THE SILENCE OF GETHSEMANE by MICHEL BENOIT.
On a Passover night, in the midst of an olive grove, a young rabbi from Galilee is waiting. He knows that his people have abandoned him, that he will be arrested. Alone with the stars, he relives the events which have changed his life – his meeting with John the Baptist, his stay in the desert, followed by his two years of wandering – and reiterates his personal message to the world, a message which was misunderstood by his followers, rejected by the authorities and which ultimately leads to his betrayal and downfall.
Michel Benoît constructs a lively and entertaining novel, based on rigorous research and analysis, and gives voice to an ordinary man whose teachings, subsequently distorted by the church establishment, delivered words of hope on the eve of catastrophe.
..... Outer back cover.
FIRST SENTENCE (Part 1: Chapter 1): In the dark of night I lean back against an olive tree.
MEMORABLE MOMENT (Page 79): So it was the son of Joseph, brought up in the purest of Jewish traditions, spent two days among people who had broken away from Judaism, and were hated by his fellow countrymen. Slept under their roof, ate food from the same dish, food that had been prepared by the unclean hands of their womenfolk.
MY THOUGHTS: Perhaps a bit slow to begin with but certainly well worth persevering with, translated from the French by Christopher Moncrieff, overall I thought The Silence Of Gethsemane, a fictionalised account of the ministry of Jesus up until the time of his arrest in Gethsemane, as interesting as it was controversial.
Written by former unordained Benedictine monk Michel Benoît, the thirty years spent researching and analysing certainly show in what is one of the most thought provoking books I'm ever likely to read.
Taking great pains to portray the 'historical' Jesus as opposed to Jesus 'the son of God', I loved the fact that the author went to such lengths to portray and explain Jewish life and the religious laws of that time thus putting the 'miracles' into a different context. That, written in the first person', he had the Jesus of the novel describe himself as an ordinary man, a rabbi, and never the Messiah.
Powerful stuff and so very different from any of the other 'Life of Jesus' novels I've ever read, I can't begin to put into words all of the thoughts this book conjured up for me but I will say that as a non-believer it opened my eyes to the possible ministry and teachings of Jesus the man which makes a lot more sense to me than that of the divine Jesus of the bible.
Disclaimer: Read and reviewed on behalf of the publishers, Alma Books Ltd, I was merely asked for my honest opinion, no financial compensation was asked for nor given.

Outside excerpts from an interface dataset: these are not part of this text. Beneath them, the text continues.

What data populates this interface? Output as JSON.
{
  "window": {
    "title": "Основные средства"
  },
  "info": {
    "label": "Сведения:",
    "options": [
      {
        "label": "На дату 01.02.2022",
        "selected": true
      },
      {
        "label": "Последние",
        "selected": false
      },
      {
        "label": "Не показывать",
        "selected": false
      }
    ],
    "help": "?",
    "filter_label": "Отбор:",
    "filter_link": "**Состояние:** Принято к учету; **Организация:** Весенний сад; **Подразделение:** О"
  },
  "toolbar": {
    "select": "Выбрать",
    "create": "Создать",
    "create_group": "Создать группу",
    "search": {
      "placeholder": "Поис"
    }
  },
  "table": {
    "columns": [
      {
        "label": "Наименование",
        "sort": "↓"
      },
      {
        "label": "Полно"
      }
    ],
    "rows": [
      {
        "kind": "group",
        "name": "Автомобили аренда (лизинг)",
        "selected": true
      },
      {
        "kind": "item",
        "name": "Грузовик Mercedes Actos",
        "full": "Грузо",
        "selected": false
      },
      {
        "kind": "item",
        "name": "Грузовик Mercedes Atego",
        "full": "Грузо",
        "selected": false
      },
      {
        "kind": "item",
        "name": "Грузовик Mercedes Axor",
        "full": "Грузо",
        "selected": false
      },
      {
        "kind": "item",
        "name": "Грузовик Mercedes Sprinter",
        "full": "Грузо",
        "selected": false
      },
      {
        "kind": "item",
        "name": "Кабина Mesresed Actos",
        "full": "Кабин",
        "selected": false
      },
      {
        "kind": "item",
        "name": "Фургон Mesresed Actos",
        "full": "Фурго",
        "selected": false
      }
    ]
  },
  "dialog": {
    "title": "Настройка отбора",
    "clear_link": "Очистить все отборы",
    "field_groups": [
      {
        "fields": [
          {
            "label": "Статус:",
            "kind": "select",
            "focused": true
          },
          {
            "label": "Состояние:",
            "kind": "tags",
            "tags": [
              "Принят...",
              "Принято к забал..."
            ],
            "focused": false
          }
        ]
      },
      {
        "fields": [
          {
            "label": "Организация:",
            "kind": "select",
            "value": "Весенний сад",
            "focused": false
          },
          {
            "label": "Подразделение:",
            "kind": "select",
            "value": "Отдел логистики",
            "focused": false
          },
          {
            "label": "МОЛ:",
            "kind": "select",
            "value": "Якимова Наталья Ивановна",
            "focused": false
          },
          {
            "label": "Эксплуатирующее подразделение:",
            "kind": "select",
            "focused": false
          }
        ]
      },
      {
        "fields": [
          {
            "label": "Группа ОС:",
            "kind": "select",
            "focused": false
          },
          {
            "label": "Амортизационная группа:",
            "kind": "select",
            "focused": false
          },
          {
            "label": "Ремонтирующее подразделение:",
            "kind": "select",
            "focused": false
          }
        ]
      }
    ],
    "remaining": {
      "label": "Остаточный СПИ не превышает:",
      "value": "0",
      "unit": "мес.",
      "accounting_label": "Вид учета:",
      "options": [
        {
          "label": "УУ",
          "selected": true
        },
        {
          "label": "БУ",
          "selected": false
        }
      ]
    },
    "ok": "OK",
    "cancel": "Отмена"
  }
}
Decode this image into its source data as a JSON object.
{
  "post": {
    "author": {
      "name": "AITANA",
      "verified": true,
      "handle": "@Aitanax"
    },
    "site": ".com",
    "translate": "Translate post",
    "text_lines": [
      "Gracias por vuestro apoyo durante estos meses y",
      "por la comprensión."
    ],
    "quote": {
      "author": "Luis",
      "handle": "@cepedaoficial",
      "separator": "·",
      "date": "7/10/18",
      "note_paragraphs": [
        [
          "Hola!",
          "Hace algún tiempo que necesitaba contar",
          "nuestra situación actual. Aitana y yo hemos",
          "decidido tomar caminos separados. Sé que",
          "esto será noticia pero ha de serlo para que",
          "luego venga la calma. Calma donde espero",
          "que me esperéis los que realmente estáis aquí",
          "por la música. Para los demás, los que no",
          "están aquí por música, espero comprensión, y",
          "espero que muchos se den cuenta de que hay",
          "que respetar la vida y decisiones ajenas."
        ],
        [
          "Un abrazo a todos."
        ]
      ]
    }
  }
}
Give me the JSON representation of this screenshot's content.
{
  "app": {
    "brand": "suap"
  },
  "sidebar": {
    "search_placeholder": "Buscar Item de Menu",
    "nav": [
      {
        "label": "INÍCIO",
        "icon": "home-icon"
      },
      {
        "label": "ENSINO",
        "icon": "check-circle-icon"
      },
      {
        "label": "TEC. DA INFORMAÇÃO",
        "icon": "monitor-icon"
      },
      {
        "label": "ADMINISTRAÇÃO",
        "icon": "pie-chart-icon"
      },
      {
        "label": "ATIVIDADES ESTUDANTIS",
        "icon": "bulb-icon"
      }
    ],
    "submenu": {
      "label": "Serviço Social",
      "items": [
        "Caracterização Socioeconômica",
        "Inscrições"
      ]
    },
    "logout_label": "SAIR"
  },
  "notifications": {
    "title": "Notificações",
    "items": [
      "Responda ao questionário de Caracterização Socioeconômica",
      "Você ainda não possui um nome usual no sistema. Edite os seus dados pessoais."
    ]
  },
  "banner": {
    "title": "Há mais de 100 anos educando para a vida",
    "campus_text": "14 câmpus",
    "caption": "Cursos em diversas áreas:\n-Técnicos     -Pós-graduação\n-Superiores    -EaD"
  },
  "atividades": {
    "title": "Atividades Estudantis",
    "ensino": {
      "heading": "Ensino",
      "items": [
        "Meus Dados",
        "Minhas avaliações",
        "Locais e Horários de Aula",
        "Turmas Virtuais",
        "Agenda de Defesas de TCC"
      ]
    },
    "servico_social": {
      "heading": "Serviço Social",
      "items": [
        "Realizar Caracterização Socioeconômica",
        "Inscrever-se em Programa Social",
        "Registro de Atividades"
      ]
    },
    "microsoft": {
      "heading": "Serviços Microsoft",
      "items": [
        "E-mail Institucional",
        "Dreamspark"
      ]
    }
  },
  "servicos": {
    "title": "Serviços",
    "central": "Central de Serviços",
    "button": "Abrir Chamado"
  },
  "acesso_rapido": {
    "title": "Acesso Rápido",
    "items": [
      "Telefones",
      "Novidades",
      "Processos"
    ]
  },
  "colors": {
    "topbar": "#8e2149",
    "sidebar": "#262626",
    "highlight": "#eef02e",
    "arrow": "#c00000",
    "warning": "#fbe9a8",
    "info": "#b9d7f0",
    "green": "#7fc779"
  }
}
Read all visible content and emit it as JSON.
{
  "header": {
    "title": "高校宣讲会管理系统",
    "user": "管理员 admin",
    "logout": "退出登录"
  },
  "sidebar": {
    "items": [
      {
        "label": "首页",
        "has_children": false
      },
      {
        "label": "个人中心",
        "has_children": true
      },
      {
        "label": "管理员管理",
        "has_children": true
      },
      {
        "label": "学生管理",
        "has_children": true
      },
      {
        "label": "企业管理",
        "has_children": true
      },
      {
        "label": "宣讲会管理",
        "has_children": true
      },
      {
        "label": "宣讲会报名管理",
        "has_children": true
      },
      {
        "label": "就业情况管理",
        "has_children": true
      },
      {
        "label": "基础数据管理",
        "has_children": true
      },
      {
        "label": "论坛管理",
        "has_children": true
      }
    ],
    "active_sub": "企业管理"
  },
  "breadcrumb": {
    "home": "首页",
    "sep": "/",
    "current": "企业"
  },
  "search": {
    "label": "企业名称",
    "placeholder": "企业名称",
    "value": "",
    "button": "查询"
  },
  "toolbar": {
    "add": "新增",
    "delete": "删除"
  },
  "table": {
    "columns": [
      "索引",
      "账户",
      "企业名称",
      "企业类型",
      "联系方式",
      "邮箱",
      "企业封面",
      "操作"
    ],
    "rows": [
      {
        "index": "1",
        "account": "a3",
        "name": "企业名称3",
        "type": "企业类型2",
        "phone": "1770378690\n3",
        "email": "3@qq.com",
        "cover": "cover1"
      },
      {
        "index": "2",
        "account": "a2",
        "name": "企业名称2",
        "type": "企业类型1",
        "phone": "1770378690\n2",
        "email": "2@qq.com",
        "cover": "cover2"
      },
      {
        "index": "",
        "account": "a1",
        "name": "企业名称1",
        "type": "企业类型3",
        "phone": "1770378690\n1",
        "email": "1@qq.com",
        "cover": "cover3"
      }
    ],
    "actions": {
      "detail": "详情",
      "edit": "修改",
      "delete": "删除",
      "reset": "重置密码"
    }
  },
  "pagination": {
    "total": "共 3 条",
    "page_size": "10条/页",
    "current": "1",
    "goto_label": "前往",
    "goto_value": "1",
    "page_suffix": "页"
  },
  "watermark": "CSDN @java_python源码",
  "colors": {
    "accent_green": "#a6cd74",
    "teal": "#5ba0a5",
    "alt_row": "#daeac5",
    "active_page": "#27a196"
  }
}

Protection: All original content on http://pettywitter.blogspot.co.uk/ is created by the website owner, including but not limited to text, design, code, images, photographs and videos are considered to be the Intellectual Property of the website owner, whether copyrighted or not, and are protected by DMCA Protection Services using the Digital Millennium Copyright Act Title 17 Chapter 512 (c)(3). Reproduction or re-publication of this content is prohibited without permission.
In addition I would also urge that if you are reading this on any other page you contact the original blog owner/reviewer.